Queen Mother Of Tennis


To me your pants are your own. And you only wear pants just because it’s your own business, see? And a woman’s behind isn’t very pretty anyway. Of course, people don’t wear petticoats any more. But there is something about, when these people serve nowadays, seeing their pants or seeing their waistbands—it’s hideous.

Even for tennis? Even for an active sport?

The only time I countenance it is for skating. Skating is a different story, but in tennis it just isn’t decent. I get so mad at it!

Except for the clothes, what do you think about todays women tennis players?

Oh, I’ve got great admiration for them all; they’re all wonderful players. So long as they’re feminine—that’s the only thing that bothers me. I think you can be a great player and still be feminine. When tennis began to get so professionalized, I will admit I had a few qualms. I have a few qualms now, and when things happen that I don’t think are too ladylike, I think, “Why do it? Why sink so low?”

Such as what, Mrs. Wightman? What kind ofthing has happened that you feel is unfeminine?

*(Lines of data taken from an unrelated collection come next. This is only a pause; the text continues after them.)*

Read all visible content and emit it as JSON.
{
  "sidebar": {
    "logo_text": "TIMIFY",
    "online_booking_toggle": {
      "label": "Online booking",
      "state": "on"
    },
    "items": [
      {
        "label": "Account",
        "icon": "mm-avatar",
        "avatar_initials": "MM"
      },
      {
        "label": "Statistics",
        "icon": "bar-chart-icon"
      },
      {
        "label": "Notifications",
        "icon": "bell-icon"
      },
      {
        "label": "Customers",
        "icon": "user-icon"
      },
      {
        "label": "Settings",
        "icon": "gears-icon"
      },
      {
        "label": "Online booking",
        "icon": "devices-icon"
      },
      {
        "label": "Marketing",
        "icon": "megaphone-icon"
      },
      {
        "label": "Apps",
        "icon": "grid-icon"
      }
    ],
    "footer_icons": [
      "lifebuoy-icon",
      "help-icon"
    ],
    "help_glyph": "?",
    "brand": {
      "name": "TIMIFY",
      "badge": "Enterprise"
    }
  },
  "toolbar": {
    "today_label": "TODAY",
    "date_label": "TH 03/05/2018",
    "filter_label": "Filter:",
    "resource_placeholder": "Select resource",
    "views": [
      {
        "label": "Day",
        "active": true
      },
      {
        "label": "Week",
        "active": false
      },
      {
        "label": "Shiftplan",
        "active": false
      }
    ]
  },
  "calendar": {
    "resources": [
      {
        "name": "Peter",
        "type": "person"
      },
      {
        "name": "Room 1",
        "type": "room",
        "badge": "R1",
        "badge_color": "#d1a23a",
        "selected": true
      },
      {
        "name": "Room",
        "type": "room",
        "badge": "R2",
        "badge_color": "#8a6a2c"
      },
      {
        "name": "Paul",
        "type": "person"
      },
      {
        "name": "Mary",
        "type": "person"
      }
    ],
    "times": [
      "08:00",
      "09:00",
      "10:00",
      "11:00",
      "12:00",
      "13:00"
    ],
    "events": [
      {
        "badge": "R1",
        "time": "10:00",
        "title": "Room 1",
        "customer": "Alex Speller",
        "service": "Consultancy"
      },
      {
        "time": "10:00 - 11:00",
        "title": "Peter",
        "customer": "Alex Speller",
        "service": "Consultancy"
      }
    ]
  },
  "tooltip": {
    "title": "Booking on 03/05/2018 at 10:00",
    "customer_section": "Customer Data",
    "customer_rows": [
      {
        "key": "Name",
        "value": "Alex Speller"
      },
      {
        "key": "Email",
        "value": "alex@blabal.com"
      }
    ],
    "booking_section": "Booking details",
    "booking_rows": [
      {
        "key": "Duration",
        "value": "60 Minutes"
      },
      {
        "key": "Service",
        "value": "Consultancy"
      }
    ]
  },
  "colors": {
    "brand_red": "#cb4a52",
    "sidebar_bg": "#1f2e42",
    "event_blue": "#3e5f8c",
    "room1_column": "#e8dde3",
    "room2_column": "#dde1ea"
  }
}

I don’t want to put my finger on anything special, see, but I have been pleased that it’s avoided going low. I’m a long way from tennis now except my one foot in a tennis group here, but anything that goes on out there touches me. And I think that’s why I’ve had so much pleasure, and also why sometimes I’ve suffered.


What do you think about the whole movement today to make women’s tennis just as important as men’s? For instance, Billie Jean King’s insistence on equal treatment for women? How do you feel about that?

Well, I don’t think Billie Jean can do any different. Because Billie Jean has come a long way that way. I knew her when she couldn’t hit a ball. I knew her when she got beaten every time she stepped on the court, and I also saw her when she swore. I didn’t like it, and I kept telling her. I said, “Billie Jean, please don’t do it, don’t swear when you miss a point.” I said, “Men swear, but women don’t swear.” I said, “If you miss a ball, who’s to blame?” I never could make her realize the difference between a lady out in front of four or five hundred—a thousand—people, swearing, and a man swearing.

What about her insistence that women players get paid as much as men?

Well, I’m all for her, and she has the right motive, although myself, I don’t believe any woman should be paid as much to play tennis as any man.

Why is that? Do you think men are just better players?

Well, they are stronger. They’ve got longer legs.

In terms of the spectators, do you think people enjoy watching women’s tennis as much as they do men’s?

People enjoy watching women’s tennis more than men’s.

Why is that?

Because they can understand it better. Women have naturally more grace, more rhythm, and they don’t hit the ball so hard. Therefore it isn’t so quick, so hard to watch. People can learn more from watching women play.

But in spite of that you don’t think they should be paid as much as men?

I’ve felt that women don’t spend as much energy, they don’t have to work as hard as men; and, well, I just have always felt that no woman is capable of earning as much money as a man tennis player. I guess maybe I haven’t thought enough about it.

As for yourself, have you ever made any money out of tennis in any way?

Oh, no, no, I couldn’t. But I give these women today credit for coming along. And I think Billie Jean has done a mighty good job to keep at it the way she has.

Did you see Billie Jean’s match with Bobby Riggs?

Oh, yes. Nobody enjoyed it more than I. Bud Collins [the television commentator] had sent a car to take me over to his studio to talk about it. So whatever he asked me I answered. I must have sounded awfully stupid. He said who did I think was going to win. At that time I’d seen Margaret Court play him [Riggs], and I’d seen Billie Jean never rise to any great occasion by that time; and whereas I wanted her to win like nothing at all—I’d have given anything in the world to have her win—I couldn’t say I thought she would. And yet when she got to playing good tennis that night, outplaying Bobby, no one was happier than I.

She played beautifully, didn’t she?